Carpal tunnel syndrome risk amplified by open reduction internal fixation surgery
Open reduction and internal fixation (ORIF) surgery for distal radius fractures (DRFs) appears to increase the risk of developing new-onset carpal tunnel syndrome (CTS), reports a recent study.
Researchers enrolled 1,454 patients (mean age, 54.79±16.73 years; 60.8 percent male) who underwent ORIF and 1,454 (mean age, 55.08±17.91 years; 60.66 percent male) who did not. Both groups were comparable in terms of comorbidities, such as hypertension, diabetes mellitus, hyperlipidaemia, osteoporosis, chronic renal failure and depression.
Thirty-two patients were eventually diagnosed with CTS while eight had trigger finger. No patient had both conditions. Nine patients, all in the case group, underwent carpal tunnel release after CTS diagnosis; none did so in the control group. Five cases of trigger finger were reported in the ORIF group and three in the control group.
In total, 19 CTS patients in the case group and four in the control group did not undergo carpal tunnel release. Overall, CTS occurred significantly more frequently in the ORIF group (adjusted hazard ratio [HR], 4.76, 95 percent confidence interval [CI], 1.62–14; p<0.01).
Notably, the presence of diabetes mellitus compounded this effect, further increasing the risk of both CTS (adjusted HR, 2.76, 95 percent CI, 1.04–6.36; p<0.05) and trigger finger (adjusted HR, 6.53, 95 percent CI, 1.56–27.34; p<0.05) after ORIF for DRF.
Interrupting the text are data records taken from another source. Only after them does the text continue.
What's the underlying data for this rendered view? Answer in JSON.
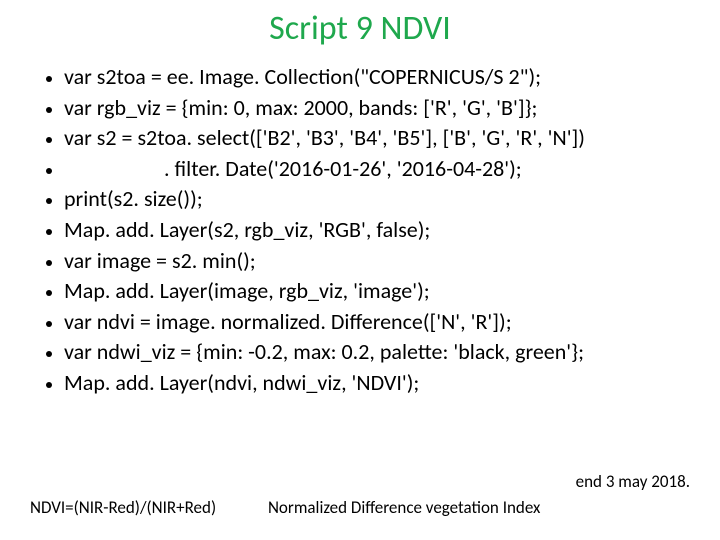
{
  "title": "Script 9 NDVI",
  "code": {
    "l1": "var s2toa = ee. Image. Collection(\"COPERNICUS/S 2\");",
    "l2": "var rgb_viz = {min: 0, max: 2000, bands: ['R', 'G', 'B']};",
    "l3": "var s2 = s2toa. select(['B2', 'B3', 'B4', 'B5'], ['B', 'G', 'R', 'N'])",
    "l4": ". filter. Date('2016-01-26', '2016-04-28');",
    "l5": "print(s2. size());",
    "l6": "Map. add. Layer(s2, rgb_viz, 'RGB', false);",
    "l7": "var image = s2. min();",
    "l8": "Map. add. Layer(image, rgb_viz, 'image');",
    "l9": "var ndvi = image. normalized. Difference(['N', 'R']);",
    "l10": "var ndwi_viz = {min: -0.2, max: 0.2, palette: 'black, green'};",
    "l11": "Map. add. Layer(ndvi, ndwi_viz, 'NDVI');"
  },
  "footer": {
    "formula": "NDVI=(NIR-Red)/(NIR+Red)",
    "caption": "Normalized Difference vegetation Index",
    "date": "end 3 may 2018."
  }
}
The researchers noted that “surgery-related factors should be considered for preventing the complications, such as decreasing intraoperative soft tissue dissection, retraction and accelerating soft tissue healing ability with early mobilization, especially for the patients with diabetes.”